Government officials from smaller locales are looking to help their citizens rather than fill their coffers. Pensacola, Florida, Mayor Ashton Hayward told the FCC he appreciated the panel’s efforts “to establish some common-sense standards.”
“Unfortunately, we have seen a cottage of industry consultants emerge who have wrongly counseled communities to adopt excessive and arbitrary fees,” he wrote. “This approach results in nothing more than telecom providers being required to spend limited investment dollars on fees as opposed to spending those limited resources on the type of high-speed infrastructure that is so important in our community.”
A bevy of groups who represent underserved and disadvantaged communities supported the order, including the likes of LGBT Tech, National Rural Health Association, National Black Growers Council, American Council of the Blind and American Agri-Women.
This latest 5G order is just the latest example of how the tech media has skewed the issues. Exhibit A is so-called “net neutrality,” as framed by the left, who pitched the FCC’s reversal of an FCC 2015 order as Republicans’ plans to destroy the internet.
The opposite was true: the onerous regulations placed on internet service providers by the previous Democratic-led FCC was harming investment and inhibiting internet growth. And, yes, the right wants to give ISPs the ability to prioritize telemedicine over funny animal videos, which is why so many health associations support their effort.
Instead, both the tech media and the left-leaning mainstream media have practically brainwashed the American public to help out their buddies at Netflix, Amazon and Google, who are happy to place regulations on ISPs since it only helps them.
I can give two stark examples from liberal friends to explain how the issue is misunderstood. One former high school classmate who I’ve debated the “net neutrality” issue with tagged me in a Facebook post from a friend of his who complained about his internet being seemingly slower after the Restoring Internet Freedom Order took effect in June.
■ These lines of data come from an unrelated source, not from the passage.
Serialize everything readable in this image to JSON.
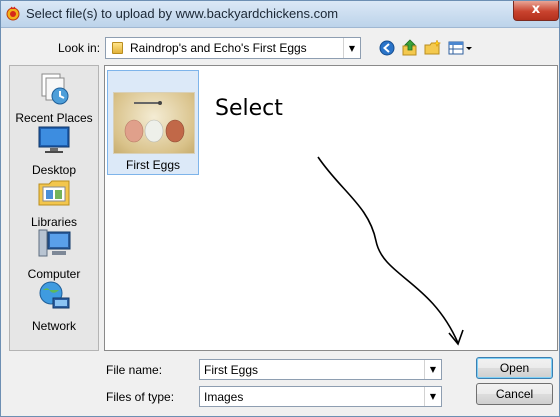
{
  "window": {
    "title": "Select file(s) to upload by www.backyardchickens.com",
    "close_glyph": "x"
  },
  "toolbar": {
    "look_in_label": "Look in:",
    "look_in_value": "Raindrop's and Echo's First Eggs",
    "icons": [
      "back-icon",
      "up-folder-icon",
      "new-folder-icon",
      "view-menu-icon"
    ]
  },
  "places": [
    {
      "label": "Recent Places",
      "icon": "recent-places-icon"
    },
    {
      "label": "Desktop",
      "icon": "desktop-icon"
    },
    {
      "label": "Libraries",
      "icon": "libraries-icon"
    },
    {
      "label": "Computer",
      "icon": "computer-icon"
    },
    {
      "label": "Network",
      "icon": "network-icon"
    }
  ],
  "files": [
    {
      "name": "First Eggs",
      "selected": true
    }
  ],
  "annotation": {
    "text": "Select"
  },
  "bottom": {
    "file_name_label": "File name:",
    "file_name_value": "First Eggs",
    "file_type_label": "Files of type:",
    "file_type_value": "Images",
    "open_label": "Open",
    "cancel_label": "Cancel"
  },
  "colors": {
    "title_bar": "#bcd3ea",
    "close_button": "#c9432e",
    "selection": "#dce9f8"
  }
}
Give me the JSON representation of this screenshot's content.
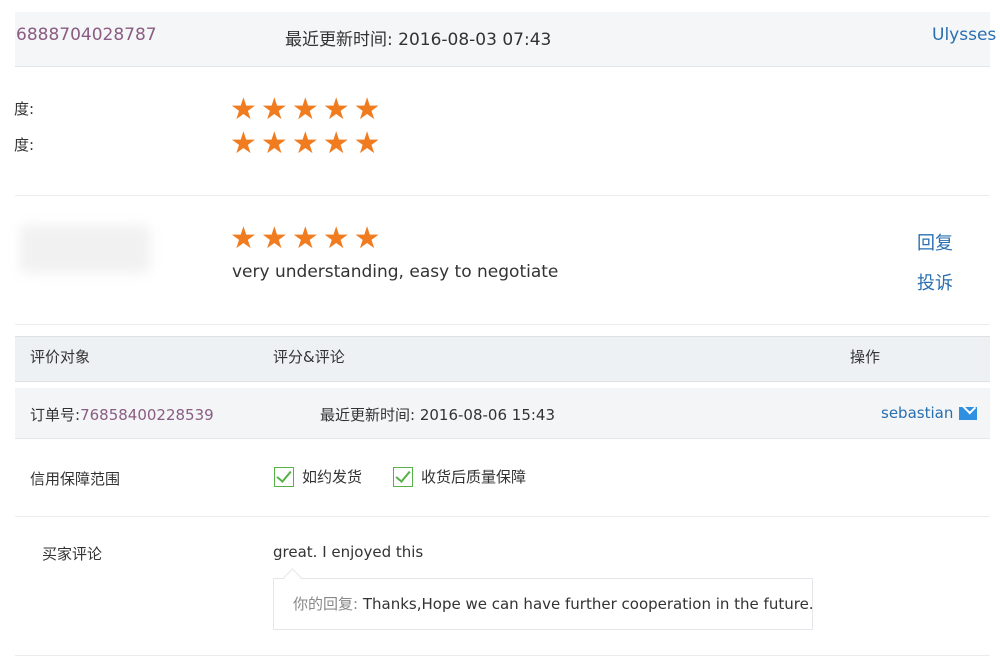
{
  "review1": {
    "order_id": "6888704028787",
    "updated_label": "最近更新时间:",
    "updated_value": "2016-08-03 07:43",
    "buyer": "Ulysses",
    "rating_label_1": "度:",
    "rating_label_2": "度:",
    "rating_1": 5,
    "rating_2": 5,
    "rating_3": 5,
    "comment": "very understanding, easy to negotiate",
    "reply_link": "回复",
    "complain_link": "投诉"
  },
  "table_header": {
    "col1": "评价对象",
    "col2": "评分&评论",
    "col3": "操作"
  },
  "review2": {
    "order_label": "订单号:",
    "order_id": "76858400228539",
    "updated_label": "最近更新时间:",
    "updated_value": "2016-08-06 15:43",
    "buyer": "sebastian",
    "guarantee_label": "信用保障范围",
    "guarantee_items": [
      "如约发货",
      "收货后质量保障"
    ],
    "buyer_comment_label": "买家评论",
    "buyer_comment": "great. I enjoyed this",
    "reply_prefix": "你的回复:",
    "reply_text": "Thanks,Hope we can have further cooperation in the future."
  },
  "colors": {
    "star": "#f07c1f",
    "link": "#2a6fb0",
    "order_id": "#8a5c82",
    "check": "#57b147"
  },
  "icons": [
    "star-icon",
    "check-icon",
    "mail-icon"
  ]
}
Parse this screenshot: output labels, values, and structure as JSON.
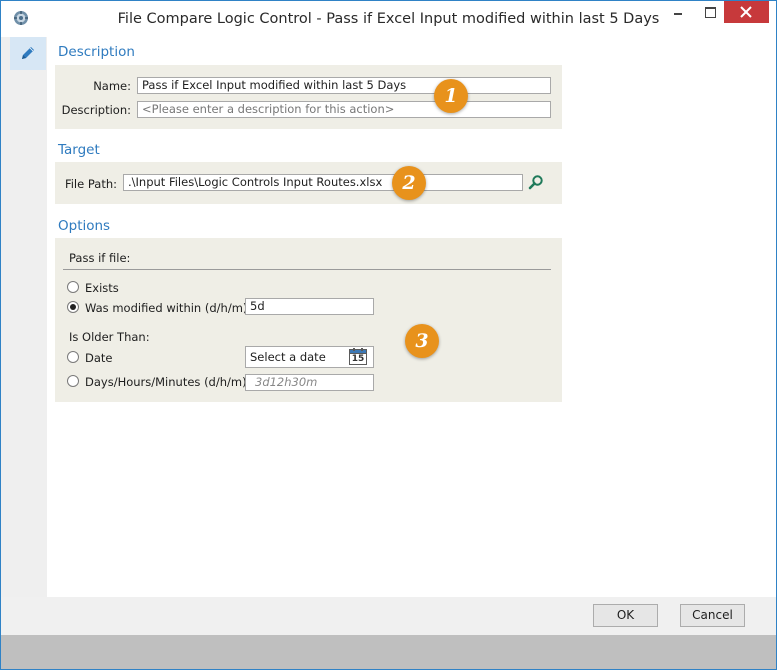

No, it wasn’t certain websites like Netflix or Google-owned YouTube that were slower — his entire internet was supposedly slower.
Explain to me the logic of this guy’s ISP deciding to slow his internet just for the heck of it. Sounds like a sure way to get him to look for another provider, doesn’t it?
The second friend from college told me he was worried the speed of his website about University of Alabama football would be slowed to a crawl. This is a website created on the most rudimentary of website development programs with absolutely no bells and/or whistles. It’s the last thing that ISPs would be looking to throttle since it takes practically no data to access.
But the leftist media made it sound like the entire internet was about to come crashing down. Now here we are more than 100 days later and everything is just fine — as it was in the two decades before the FCC created that 2015 order.
That’s why anyone reading the latest reports on the 5G order passed Wednesday should take the news with a grain of salt. The measure is designed to help the growth of high-speed internet and the spread of access, despite what those on the left would have you believe.
Johnny Kampis is investigative reporter for the Taxpayers Protection Alliance Foundation.
The views and opinions expressed in this commentary are those of the author and do not reflect the official position of The Daily Caller.